Abemama is at Capestang – a minor British colony – about 80% of the way along the Atlantic to Med canal route. We are also approaching the half time whistle for this summer’s cruise. We seem to be dawdling, but we have no real priority other than pleasure and the log shows that this is where we were on the same date last year.

You can never run a long cruise to a strict timetable. An injury to a crew member means that we shall stay here until the malady is cured. We have a vertical quay (no tree roots to snag on bilge keels) and – at this time of year, – water and electricity are free, as long as you do not abuse, or outstay your welcome. We are also among friends made on previous trips, so have support if we need it.

Typically, on Friday, John and Rose Soper (first met in 1993 on their boat French Mistress at Addaya) stopped by to take us away from the canal to a vineyard miles out in the country. There we were able to buy a good red Merlot (12.5% by volume) at the incredible price of 90fr for a 10 litre ‘bag in box’ ie a very acceptable, thick dark red, not blended, for 90p a litre. Gordon Brown eat your heart out.

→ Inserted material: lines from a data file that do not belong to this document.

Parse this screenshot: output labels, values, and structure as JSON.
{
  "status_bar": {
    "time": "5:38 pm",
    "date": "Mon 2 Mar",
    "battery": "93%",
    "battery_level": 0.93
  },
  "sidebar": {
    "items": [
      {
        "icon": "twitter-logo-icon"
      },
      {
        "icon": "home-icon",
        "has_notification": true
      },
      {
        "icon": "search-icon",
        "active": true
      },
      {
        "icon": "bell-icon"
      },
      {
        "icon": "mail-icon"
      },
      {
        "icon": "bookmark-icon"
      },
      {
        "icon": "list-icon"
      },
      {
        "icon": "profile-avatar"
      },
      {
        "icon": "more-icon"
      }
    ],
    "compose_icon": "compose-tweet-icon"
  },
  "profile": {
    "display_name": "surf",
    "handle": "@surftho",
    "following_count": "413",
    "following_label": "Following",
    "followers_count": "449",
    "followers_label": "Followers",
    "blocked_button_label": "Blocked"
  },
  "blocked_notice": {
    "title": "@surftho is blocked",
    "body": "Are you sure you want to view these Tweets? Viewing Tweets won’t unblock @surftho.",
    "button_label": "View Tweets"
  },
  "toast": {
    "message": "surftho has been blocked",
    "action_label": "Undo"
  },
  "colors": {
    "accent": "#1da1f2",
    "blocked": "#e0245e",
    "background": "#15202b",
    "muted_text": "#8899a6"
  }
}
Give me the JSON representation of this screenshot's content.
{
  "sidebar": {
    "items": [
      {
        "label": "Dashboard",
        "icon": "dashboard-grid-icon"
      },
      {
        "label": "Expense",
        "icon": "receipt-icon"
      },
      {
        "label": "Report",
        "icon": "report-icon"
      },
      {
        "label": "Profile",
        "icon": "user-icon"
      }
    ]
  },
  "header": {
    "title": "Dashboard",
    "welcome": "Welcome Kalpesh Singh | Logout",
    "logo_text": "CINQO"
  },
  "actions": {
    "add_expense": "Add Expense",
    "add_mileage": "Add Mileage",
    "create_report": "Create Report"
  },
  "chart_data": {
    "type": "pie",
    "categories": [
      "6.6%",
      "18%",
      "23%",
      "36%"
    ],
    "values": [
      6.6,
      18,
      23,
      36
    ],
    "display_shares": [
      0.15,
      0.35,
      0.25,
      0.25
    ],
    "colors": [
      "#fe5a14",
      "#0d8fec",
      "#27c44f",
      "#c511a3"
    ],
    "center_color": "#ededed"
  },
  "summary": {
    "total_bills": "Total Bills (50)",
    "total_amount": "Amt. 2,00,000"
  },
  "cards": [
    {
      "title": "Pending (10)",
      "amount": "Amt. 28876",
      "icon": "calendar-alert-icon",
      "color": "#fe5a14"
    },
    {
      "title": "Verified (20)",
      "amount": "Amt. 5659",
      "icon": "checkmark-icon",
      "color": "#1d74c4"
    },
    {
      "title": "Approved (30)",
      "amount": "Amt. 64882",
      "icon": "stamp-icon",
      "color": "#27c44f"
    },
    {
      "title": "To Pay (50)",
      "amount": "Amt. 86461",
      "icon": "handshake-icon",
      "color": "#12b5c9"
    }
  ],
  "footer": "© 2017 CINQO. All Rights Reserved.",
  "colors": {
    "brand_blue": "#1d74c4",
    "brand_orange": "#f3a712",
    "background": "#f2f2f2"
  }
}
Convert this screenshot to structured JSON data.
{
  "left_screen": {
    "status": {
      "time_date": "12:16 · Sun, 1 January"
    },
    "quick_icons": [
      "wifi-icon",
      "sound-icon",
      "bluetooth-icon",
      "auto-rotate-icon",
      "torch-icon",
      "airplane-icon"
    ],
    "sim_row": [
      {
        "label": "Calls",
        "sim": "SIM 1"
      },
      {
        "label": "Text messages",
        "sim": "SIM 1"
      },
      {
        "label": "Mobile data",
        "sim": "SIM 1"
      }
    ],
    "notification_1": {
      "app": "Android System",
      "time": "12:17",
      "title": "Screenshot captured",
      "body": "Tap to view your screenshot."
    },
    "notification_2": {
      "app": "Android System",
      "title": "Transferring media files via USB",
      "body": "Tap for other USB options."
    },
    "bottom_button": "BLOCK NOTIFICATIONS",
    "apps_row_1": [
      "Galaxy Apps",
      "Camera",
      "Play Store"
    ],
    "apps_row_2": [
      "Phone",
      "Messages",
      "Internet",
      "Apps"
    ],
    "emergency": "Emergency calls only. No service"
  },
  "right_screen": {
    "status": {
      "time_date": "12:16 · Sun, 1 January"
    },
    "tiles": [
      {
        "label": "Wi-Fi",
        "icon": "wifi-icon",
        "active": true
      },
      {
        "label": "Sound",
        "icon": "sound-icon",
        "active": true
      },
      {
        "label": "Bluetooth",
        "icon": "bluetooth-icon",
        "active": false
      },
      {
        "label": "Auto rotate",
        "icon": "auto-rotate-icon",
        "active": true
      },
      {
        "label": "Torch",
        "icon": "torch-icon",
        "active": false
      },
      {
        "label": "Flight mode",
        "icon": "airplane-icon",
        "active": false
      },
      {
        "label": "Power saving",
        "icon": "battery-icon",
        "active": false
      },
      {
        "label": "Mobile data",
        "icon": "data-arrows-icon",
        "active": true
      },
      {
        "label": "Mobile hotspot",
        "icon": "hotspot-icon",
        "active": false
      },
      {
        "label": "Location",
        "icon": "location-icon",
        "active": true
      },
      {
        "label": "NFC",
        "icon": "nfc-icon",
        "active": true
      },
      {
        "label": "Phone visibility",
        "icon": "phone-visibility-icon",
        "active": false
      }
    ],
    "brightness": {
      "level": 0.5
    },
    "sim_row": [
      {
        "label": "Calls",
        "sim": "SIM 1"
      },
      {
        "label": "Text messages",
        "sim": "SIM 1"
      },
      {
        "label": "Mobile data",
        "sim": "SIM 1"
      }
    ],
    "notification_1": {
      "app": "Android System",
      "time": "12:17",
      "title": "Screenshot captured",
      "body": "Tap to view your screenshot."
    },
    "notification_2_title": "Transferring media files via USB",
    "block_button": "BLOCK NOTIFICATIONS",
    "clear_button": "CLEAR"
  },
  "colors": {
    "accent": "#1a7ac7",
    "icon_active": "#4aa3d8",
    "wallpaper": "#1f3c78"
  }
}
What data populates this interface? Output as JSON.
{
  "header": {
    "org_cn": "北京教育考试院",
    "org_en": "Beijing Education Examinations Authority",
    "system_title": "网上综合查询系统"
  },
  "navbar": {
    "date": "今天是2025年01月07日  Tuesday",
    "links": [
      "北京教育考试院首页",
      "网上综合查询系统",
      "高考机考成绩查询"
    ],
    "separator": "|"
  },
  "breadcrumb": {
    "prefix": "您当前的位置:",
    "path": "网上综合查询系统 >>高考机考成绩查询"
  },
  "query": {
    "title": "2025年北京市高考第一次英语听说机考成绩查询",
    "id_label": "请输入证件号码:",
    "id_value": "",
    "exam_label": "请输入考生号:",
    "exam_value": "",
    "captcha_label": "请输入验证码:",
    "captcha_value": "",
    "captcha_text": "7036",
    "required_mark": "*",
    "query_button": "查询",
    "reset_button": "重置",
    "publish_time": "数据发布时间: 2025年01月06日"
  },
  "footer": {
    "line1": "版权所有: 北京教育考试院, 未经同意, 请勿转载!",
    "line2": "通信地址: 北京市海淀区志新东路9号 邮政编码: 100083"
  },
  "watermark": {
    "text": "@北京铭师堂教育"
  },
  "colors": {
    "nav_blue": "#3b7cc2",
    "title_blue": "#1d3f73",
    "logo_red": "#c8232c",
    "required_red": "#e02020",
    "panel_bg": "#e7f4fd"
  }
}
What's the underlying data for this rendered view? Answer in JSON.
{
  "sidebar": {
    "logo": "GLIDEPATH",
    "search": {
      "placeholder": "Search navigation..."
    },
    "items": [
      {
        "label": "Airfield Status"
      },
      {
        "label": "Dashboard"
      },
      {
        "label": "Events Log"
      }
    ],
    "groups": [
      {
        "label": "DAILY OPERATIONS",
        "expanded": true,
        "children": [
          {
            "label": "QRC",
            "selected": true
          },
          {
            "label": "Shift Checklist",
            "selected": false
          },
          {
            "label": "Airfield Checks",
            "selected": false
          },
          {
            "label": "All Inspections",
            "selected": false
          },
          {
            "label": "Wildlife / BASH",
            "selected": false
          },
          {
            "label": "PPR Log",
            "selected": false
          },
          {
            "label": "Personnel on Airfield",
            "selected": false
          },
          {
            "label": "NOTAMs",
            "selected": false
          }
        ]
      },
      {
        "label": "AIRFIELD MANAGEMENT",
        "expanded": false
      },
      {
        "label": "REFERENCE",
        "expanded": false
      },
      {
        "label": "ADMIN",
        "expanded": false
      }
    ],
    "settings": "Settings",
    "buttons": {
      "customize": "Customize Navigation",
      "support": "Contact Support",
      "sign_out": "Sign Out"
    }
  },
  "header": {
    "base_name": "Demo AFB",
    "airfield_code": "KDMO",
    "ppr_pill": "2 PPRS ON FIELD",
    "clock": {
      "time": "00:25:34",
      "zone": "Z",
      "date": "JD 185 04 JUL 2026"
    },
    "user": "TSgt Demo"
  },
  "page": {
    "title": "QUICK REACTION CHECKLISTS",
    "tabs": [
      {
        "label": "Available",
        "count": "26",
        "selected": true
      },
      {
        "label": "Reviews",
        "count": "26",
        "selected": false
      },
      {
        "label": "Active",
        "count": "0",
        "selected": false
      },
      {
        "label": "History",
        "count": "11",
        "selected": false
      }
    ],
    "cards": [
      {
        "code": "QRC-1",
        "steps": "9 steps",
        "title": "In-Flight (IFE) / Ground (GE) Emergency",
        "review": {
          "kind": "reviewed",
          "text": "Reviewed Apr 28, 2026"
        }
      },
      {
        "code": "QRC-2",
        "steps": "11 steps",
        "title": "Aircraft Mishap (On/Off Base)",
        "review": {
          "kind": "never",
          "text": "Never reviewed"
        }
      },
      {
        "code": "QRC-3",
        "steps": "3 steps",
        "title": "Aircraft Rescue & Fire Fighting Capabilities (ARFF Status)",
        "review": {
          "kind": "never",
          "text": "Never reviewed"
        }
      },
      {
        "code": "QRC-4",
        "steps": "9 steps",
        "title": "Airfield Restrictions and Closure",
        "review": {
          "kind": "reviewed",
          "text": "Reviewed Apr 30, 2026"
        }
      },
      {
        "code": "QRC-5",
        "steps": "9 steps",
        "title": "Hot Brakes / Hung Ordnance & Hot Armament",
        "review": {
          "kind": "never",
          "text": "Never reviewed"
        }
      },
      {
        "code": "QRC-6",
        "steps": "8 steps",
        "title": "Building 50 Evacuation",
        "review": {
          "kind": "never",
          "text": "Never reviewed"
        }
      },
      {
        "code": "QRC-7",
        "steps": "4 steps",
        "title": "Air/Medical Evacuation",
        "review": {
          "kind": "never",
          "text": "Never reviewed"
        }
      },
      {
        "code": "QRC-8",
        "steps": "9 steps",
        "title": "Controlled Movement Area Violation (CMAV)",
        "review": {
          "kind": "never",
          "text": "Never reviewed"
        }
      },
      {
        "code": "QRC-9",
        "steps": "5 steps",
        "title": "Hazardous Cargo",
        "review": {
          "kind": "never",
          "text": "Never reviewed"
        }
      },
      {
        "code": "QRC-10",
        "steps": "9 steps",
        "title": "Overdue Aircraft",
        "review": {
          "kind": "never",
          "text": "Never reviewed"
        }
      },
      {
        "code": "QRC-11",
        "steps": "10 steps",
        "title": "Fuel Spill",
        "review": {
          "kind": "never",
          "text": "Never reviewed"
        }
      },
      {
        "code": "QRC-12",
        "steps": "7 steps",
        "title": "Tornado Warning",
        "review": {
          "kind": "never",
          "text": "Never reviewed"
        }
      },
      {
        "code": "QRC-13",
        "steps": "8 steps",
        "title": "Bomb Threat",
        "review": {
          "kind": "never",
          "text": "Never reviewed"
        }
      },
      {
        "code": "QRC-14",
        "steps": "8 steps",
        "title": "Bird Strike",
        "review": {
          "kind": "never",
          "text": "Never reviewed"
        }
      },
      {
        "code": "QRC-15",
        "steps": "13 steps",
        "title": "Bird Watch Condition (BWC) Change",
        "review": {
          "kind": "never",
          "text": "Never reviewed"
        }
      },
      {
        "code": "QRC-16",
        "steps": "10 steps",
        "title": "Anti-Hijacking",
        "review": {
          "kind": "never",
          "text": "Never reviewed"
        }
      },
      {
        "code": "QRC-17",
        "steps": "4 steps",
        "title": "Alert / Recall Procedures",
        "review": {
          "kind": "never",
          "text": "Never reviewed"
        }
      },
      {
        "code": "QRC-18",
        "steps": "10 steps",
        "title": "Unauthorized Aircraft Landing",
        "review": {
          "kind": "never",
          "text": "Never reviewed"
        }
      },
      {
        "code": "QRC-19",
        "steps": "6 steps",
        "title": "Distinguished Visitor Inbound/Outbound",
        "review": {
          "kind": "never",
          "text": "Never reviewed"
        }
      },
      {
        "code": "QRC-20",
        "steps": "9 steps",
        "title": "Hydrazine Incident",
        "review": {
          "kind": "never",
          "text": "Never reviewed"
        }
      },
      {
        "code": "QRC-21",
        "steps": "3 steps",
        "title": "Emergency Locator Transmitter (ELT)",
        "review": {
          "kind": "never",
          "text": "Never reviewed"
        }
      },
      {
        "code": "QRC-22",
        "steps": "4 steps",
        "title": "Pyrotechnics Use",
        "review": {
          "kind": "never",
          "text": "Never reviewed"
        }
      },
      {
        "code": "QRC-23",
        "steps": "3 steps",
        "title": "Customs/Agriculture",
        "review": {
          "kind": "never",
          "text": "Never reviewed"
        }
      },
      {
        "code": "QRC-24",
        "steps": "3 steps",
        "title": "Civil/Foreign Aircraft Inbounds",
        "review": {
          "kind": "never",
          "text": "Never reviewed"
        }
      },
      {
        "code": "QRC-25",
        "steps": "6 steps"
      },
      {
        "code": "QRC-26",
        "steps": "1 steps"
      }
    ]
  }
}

Sadly, we have witnessed a number of accidents this year. On a hot day, a Belgian skipper filled his petrol tank from jerry cans. When he started his engine, there was a huge explosion and a badly burned lady. Last week, a British skipper overturned a boarding plank and severely damaged a kneecap in the fall. Even before this, petrol engines and boarding planks were not my favourite gear. If we need a plank, we are moored in the wrong place. But the events show that even in the calm of the canals, boats are still an adventure connoting risk.

The enforced stopover will let us get some money earning and boat jobs done – notably the engine. Before the new injectors had bedded in, back in April, our BMC 2.2 was needing 40secs of pre heat and then started lazily. Now, on all fresh fuel and in a warmer climate, 20 secs does the job and all 4 cylinders crack in together. The BMC is very air sensitive and we have picked up one of those irritants which means that if we do not start for 3 days, we have to bleed a couple of injectors. If air is getting in, fuel must be coming out, so finding a micro leak around the lift pump might have done the trick. With mains available for charging, we can give it a 3 day rest to verify.

Several years back, we made enquiries about the price of a fitted awning for the cockpit. Frightening. So, Rita made one from an old tent roof and some plumbers lightweight piping and joiners. It is one of the best bits of kit we have ever had. Yesterday it rained all day, but we were still able to sit and dine outside in a dry cockpit. Today is sunny and hot, so we shall demolish our duck, Toulouse sausage, salads and Terre Noire Rouge in the shade.

All cruises have problems, but life could be a lot worse.